IN the case of German sports expert Hans-Peter Thumm, who is back in Malaysia for the third time, absence has not made the heart grow fonder as far as his programmes are concerned.
Instead, it has made Thumm's coaching plans flounder.
Back after a seven-year absence, he has found out that the Level One coaching programme that he did with the Malaysia Amateur Athletic Union (MAAU) and the National Sports Council (NSC) previously and the talent identification model that he did for the NSC with budding athletes in Sabah and Penang in 1997 have not been followed up.
Thumm developed the NSC-MAAU Level One coaching programme during his stint here from 1989 to 1990 under the sports specific section of the National Coaching Accreditation Scheme.
“The Level One programme, which was approved by the National Coaching Board and the MAAU, had produced 120 coaches in one year as a result of four separate courses conducted.
“In addition, experienced local coaches took charge and lectured in the fifth course held in Kota Baru. National chief coach Hanapiah Nasir was one of the lecturers then.
”The 16-day course focused on seven events (sprints, relay, low hurdles, middle distances, shot put, high jump and long jump). At least two days were allocated for each event.
“Participants had to go through a tough theoretical and practical evaluation and a closed book examination.

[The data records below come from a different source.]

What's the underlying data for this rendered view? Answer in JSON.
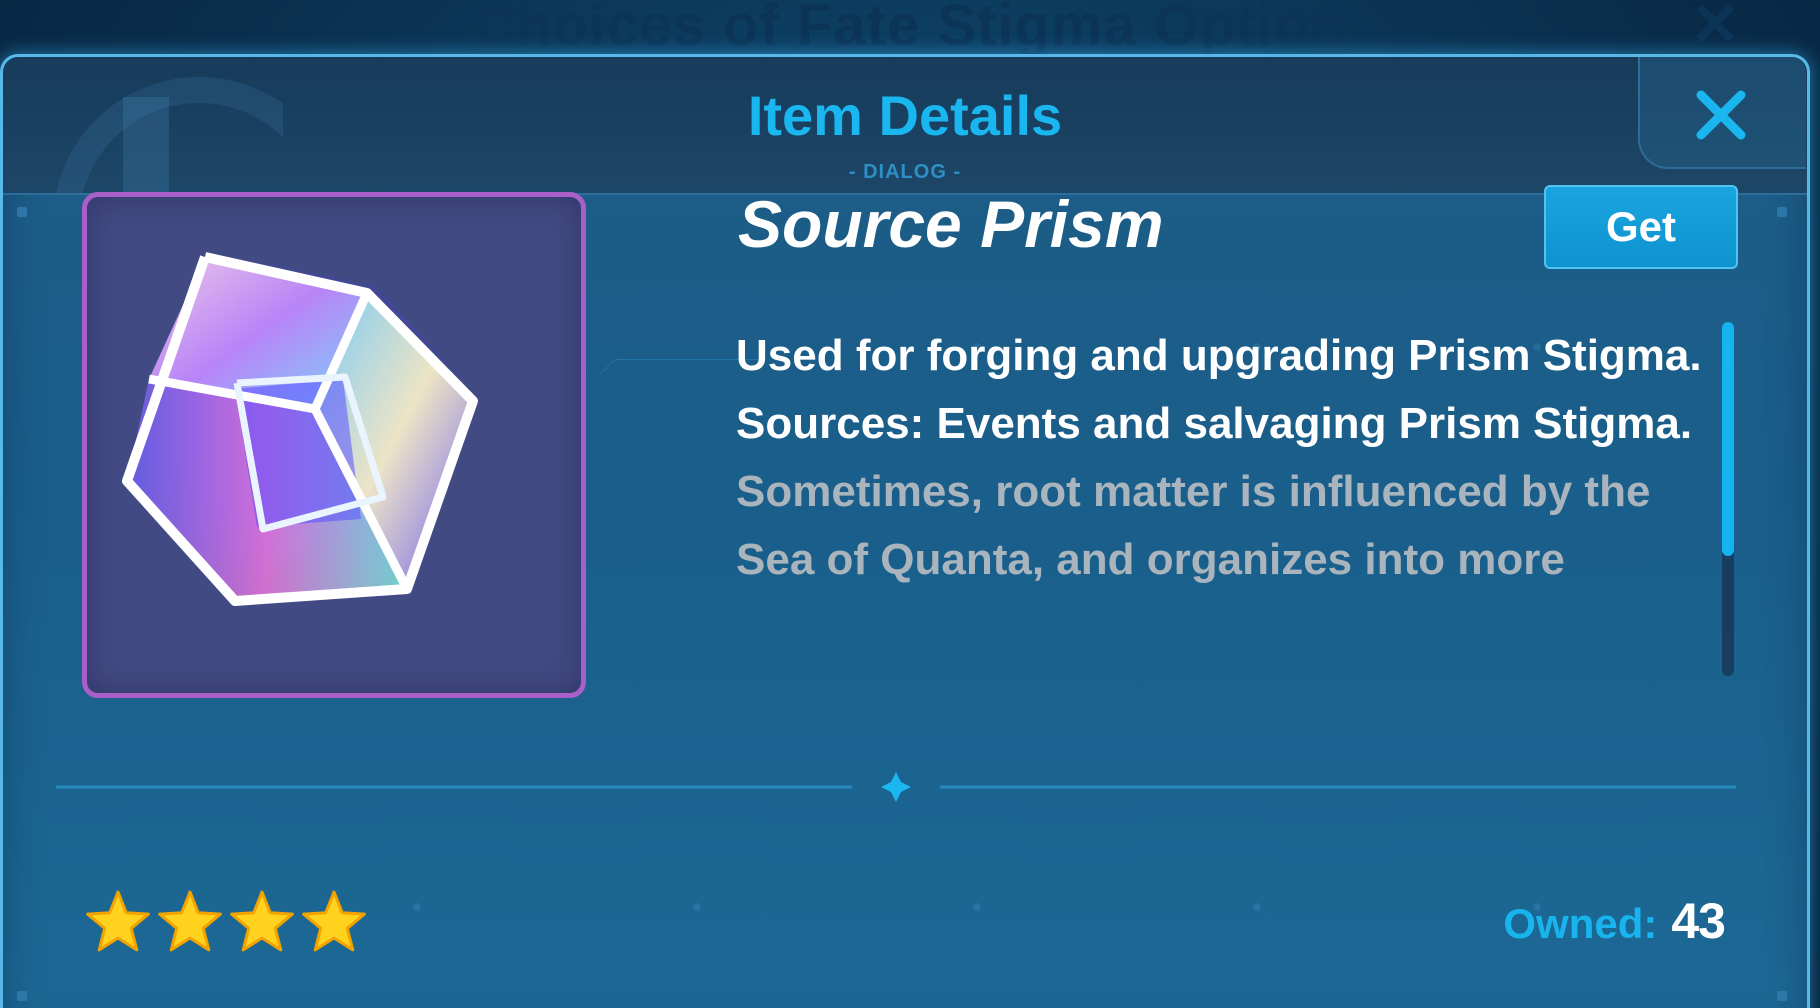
{
  "background": {
    "title": "Choices of Fate Stigma Option"
  },
  "dialog": {
    "title": "Item Details",
    "subtitle": "- DIALOG -",
    "close_icon": "close-icon"
  },
  "item": {
    "name": "Source Prism",
    "image_icon": "prism-cube-icon",
    "get_label": "Get",
    "description": "Used for forging and upgrading Prism Stigma. Sources: Events and salvaging Prism Stigma.",
    "flavor_text": "Sometimes, root matter is influenced by the Sea of Quanta, and organizes into more",
    "rarity_stars": 4,
    "owned_label": "Owned:",
    "owned_value": "43",
    "description_scroll_fraction": 0.66
  },
  "colors": {
    "accent": "#19b6f0",
    "frame_purple": "#a860c8",
    "star": "#ffd21e"
  }
}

The coaches had to know their stuff at their fingertips.”
The comprehensive Malaysian syllabus was supposed to be used an example for the rest of the world to follow.
“However, the MAAU adopted the broader IAAF-programme in 1993 without realising that they had chucked a quality programme down the drain.
“Now, after 12 years, what they have done is reflected by the low number of quality athletes in the country.”
Thumm maintained that the MAAU should have stuck to the NSC-MAAU Level One coaching programme that had a quality syllabus.
“Common sense will tell you that no coach in the world is able to develop a good athlete after receiving just only three hours of knowledge for each event.
“Today, the IAAF have produced about 10,000 IAAF Level One coaches around the world. But only a maximum of 35-40 % of them are contributing to athletics especially in less developed countries where equipment are lacking.
“So far, many coaches have not been given a chance to attend the IAAF Level Two programme, which was promised when the system began. The IAAF Level Three programme has not been created.
“If the MAAU had stuck to the programme that we had created with the NSC, Malaysian coaches would have reached Level Three by today.”
In his latest return to Malaysia, Thumm, who is still serving the National Olympic Committee and Ministry of Foreign Affairs in Germany, will work as a consultant to assist the NSC in talent identification and multi-lateral training.
”I am here to help Malaysian sports by contributing my experience in high performance and physical education development,” he added.
“At the moment, there seems to be some confusion surrounding the talent identification programmes. This matter has to be treated with care as the future of sport of the entire nation is at stake.
“One of the reasons I am here is because Germany has a long relationship with Malaysia especially in athletics.
”Malaysian athletes like Marina Chin, Ishtiaq Mobarak, Gladys Chai and others have trained with us. A number of coaches have graduated from our athletics programme in Mainz.
”Former jumper Zaki Sadri, hurdler Nur Herman Majid, high jumper Loo Kum Zee and sprinter G. Shanti have trained and competed in our country. Currently, Malaysia's best women's 400m hurdler Noraseela Khalid is training in Leipzig.”
Thumm said he would submit a detailed report of his findings to the Youth and Sports Ministry, Education Ministry and the NSC.
The report will give details and evidence regarding the strengths and weaknesses of the existing programmes.
”After the authorities get this 'first-hand information’, they can then decide on the course of action to take.
“In the future, it is my sincere wish that Malaysia would become less dependent on foreign assistance.
“While Malaysia has made great strides in all the other sectors, including industry, trade, infrastructure, banking, tourism and healthcare, the development of sports in this country is still lacking behind,” he added.
|FACT FILE |
Hometown: Stuttgart, Germany
Occupation: Sports consultant Qualifications: Diploma Coach/Masters in Physical Education (German High School of Sports, Cologne)
- International Handball Federation (IHF) teaching staff
- IAAF lecturer
- German national athletic coach (1984-1988)
- 25 short-term (three to six weeks) projects (coaching courses, seminars, coaching clinics, evaluation, prepare top athletes for major Games and consultations) in 25 countries around Africa, Asia and South America.
- 5 long-term (two to five years) projects to implement coaching structures, set up sports institutes, talent identification system and competition structures.